  • MSU is home to one of the nation’s largest literacy research centers, the Literacy Achievement Research Center (LARC), with more than 25 researchers and 45 research assistants studying dozens of multidisciplinary topics.
  • Faculty in the Department of Kinesiology address problems related to childhood obesity through research on physical activity, sports, behaviors and genetics. Efforts include a National Institutes of Health-funded study on the use of accelerometers, the nationally-known Institute for the Study of Youth Sports, and projects exploring the benefits of exercise-based video games.
  • Three College of Education faculty members have been inducted into the National Academy of Education, a society honoring distinguished scholars for pioneering efforts in educational research and policy development.
  • College of Education faculty members lead major national organizations, such as the International Reading Association (Patricia A. Edwards). They also edit major research journals, including the Journal of Research in Science Teaching (Angela Calabrese Barton).
  • Sixty school districts and 300,000 students have participated in the $35 million PROM/SE (Promoting Rigorous Outcomes in Mathematics and Science Education) project led by faculty from the colleges of Education and Natural Science.
  • The College of Education's Office of K-12 Outreach is a primary source of professional development, as part of Michigan's Statewide System of Support, for educators from schools that fail to meet certain expectations under the No Child Left Behind law or those that have sought out additional support in their school improvement efforts. K-12 Outreach also provides training for all Title-I funded types of educational coaches in Michigan.
  • The Detroit-based Skillman Foundation partners with the College of Education, which has shared research-based best practices in support of the foundation’s efforts to improve schools across the city.
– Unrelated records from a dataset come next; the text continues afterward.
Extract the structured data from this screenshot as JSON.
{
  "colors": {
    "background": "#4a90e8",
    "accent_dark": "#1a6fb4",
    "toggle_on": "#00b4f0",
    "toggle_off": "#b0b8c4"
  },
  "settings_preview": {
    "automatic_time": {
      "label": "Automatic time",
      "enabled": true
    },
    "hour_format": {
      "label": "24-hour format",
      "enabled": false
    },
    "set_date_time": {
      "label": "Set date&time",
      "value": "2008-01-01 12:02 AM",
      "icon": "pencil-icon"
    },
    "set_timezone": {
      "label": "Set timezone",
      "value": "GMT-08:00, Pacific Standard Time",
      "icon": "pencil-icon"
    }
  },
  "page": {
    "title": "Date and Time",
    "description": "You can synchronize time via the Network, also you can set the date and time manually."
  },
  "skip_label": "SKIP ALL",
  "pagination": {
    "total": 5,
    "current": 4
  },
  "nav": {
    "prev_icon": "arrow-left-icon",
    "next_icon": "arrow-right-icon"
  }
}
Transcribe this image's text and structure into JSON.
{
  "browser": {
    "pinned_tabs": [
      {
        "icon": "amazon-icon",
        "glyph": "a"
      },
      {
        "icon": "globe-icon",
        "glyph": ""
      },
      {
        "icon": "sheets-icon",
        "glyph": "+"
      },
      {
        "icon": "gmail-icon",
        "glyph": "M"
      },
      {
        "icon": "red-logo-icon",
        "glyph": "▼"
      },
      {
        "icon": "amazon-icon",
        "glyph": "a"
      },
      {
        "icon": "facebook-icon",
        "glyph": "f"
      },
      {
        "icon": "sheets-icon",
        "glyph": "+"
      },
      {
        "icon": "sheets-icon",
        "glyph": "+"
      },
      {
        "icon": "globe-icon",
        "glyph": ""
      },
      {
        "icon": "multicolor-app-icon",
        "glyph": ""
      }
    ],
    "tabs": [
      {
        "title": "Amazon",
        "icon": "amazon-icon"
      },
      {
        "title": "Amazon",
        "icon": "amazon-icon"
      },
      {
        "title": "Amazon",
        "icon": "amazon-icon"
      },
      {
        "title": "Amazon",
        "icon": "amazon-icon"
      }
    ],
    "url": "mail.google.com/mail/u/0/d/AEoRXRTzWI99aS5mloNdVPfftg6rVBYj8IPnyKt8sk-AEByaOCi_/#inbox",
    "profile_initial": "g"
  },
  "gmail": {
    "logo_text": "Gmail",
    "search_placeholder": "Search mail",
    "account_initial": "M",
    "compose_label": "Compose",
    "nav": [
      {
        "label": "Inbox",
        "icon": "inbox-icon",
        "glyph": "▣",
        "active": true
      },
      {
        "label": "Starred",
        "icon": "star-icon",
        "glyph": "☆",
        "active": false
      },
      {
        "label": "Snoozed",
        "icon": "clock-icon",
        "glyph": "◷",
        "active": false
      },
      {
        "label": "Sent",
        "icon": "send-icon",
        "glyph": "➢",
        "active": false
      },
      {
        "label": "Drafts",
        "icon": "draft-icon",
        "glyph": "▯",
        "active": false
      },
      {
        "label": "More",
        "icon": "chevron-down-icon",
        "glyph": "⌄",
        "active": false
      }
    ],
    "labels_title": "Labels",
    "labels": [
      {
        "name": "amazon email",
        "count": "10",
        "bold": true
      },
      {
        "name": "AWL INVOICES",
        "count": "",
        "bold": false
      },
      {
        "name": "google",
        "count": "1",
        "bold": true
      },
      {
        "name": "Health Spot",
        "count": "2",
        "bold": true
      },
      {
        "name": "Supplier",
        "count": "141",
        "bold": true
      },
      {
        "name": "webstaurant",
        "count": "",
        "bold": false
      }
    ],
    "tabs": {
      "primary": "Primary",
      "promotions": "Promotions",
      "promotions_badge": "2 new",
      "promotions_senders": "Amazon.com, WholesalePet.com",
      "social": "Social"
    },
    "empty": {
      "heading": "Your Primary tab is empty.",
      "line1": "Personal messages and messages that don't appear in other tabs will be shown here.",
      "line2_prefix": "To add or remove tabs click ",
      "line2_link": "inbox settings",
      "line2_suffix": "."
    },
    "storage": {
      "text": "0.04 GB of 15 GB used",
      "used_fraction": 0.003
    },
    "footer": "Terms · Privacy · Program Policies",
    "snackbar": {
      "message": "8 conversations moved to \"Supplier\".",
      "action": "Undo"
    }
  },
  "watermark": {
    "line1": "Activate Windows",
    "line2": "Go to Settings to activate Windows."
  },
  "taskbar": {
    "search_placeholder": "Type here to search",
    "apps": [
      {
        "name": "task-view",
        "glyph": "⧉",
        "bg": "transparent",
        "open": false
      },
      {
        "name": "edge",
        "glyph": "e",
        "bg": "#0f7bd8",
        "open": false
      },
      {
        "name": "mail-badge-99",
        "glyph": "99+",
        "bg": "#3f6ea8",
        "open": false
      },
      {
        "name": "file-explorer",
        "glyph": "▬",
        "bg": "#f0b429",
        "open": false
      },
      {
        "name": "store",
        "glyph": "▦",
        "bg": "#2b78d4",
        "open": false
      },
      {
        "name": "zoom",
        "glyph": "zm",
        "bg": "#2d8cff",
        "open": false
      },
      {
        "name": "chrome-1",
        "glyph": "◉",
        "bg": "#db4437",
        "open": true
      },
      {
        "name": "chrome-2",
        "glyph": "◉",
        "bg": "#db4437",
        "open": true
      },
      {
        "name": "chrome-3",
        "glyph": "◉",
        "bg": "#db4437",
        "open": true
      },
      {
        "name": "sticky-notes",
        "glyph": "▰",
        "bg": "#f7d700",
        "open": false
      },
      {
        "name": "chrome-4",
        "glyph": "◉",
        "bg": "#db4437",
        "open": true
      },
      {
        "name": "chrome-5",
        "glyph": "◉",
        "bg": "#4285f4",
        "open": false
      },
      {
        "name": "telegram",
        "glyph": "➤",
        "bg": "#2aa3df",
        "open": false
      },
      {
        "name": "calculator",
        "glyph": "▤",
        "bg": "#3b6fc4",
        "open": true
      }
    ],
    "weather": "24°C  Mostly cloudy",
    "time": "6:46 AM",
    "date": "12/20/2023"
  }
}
  • The state of Michigan requires educators from schools that fail to meet certain expectations under the No Child Left Behind law to attend a long-term professional development program that is designed and operated by the College of Education: the Michigan Principals Fellowship and Coaches Institute.
  • Leaders in the College of Education established MSU as the first U.S. hub for iNet, the International Networking for Educational Transformation, which links more than 5,000 schools in 40 countries with online and face-to-face resources such as forums, workshops, and study tours.
  • The Confucius Institute at MSU (CI-MSU) has been named a Confucius Institute of the Year among peers worldwide three times by Chinese Language Council International (or Hanban) for providing exemplary opportunities to learn Chinese language and culture. CI-MSU also was the first Confucius Institute to offer online Chinese language courses.
  • MSU has assisted in opening nine Chinese-English language immersion programs that blend Eastern and Western teaching styles, including locations across Michigan and a school Beijing, China. The programs are based on a model developed by the U.S.-China Center for Research on Educational Excellence.